Website and app data records:

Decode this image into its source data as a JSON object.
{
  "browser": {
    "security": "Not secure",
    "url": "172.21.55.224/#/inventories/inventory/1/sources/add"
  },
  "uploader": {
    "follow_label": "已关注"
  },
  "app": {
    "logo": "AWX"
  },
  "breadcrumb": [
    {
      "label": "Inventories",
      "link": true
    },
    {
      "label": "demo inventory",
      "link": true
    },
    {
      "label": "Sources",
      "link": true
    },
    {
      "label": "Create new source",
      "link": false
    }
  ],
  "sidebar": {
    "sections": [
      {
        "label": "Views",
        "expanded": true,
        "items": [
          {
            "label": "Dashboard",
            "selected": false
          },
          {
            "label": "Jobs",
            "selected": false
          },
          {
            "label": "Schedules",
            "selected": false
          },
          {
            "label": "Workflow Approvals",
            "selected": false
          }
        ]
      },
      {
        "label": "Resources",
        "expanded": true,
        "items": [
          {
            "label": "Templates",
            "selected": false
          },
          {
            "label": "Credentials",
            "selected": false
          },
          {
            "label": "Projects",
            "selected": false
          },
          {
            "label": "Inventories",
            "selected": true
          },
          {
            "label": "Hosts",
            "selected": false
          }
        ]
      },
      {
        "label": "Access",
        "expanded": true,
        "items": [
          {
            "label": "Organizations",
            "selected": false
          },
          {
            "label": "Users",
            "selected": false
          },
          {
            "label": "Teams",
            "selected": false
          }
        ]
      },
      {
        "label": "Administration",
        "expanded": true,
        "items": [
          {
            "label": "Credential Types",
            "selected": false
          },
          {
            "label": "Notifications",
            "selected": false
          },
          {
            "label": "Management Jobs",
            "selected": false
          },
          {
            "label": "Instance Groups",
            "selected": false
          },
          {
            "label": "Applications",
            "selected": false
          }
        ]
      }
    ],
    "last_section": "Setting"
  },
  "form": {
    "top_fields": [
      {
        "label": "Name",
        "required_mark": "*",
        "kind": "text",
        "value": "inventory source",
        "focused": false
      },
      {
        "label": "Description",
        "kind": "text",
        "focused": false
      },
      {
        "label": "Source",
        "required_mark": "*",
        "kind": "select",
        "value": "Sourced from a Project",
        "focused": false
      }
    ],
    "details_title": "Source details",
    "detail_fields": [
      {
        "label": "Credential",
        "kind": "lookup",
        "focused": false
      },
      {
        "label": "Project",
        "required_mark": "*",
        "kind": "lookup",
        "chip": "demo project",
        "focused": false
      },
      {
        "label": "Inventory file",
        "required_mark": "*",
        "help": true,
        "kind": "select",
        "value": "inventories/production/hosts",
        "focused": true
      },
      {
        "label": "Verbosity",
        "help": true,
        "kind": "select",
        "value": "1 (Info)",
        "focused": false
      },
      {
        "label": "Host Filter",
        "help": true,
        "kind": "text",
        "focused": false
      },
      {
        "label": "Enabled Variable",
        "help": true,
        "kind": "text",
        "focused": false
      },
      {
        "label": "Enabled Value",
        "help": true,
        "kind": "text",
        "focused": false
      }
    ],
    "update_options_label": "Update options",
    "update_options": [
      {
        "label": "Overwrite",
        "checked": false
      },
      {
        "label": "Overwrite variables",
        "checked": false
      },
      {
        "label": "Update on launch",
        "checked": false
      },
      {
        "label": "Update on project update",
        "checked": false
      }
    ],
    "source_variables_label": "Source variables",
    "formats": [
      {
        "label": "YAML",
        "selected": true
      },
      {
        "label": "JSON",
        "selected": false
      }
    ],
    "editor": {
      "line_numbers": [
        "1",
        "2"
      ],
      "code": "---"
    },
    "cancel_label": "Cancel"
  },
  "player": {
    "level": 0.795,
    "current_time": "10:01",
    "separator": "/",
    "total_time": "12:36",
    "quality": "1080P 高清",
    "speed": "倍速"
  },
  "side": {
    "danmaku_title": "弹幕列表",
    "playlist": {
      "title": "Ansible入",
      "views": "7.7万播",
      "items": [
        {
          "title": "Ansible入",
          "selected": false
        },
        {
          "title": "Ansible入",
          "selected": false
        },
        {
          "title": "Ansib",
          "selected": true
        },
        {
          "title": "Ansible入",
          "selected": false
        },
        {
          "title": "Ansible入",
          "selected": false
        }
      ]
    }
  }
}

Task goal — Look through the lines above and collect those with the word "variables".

Finished exercise —
        "label": "Overwrite variables",
    "source_variables_label": "Source variables",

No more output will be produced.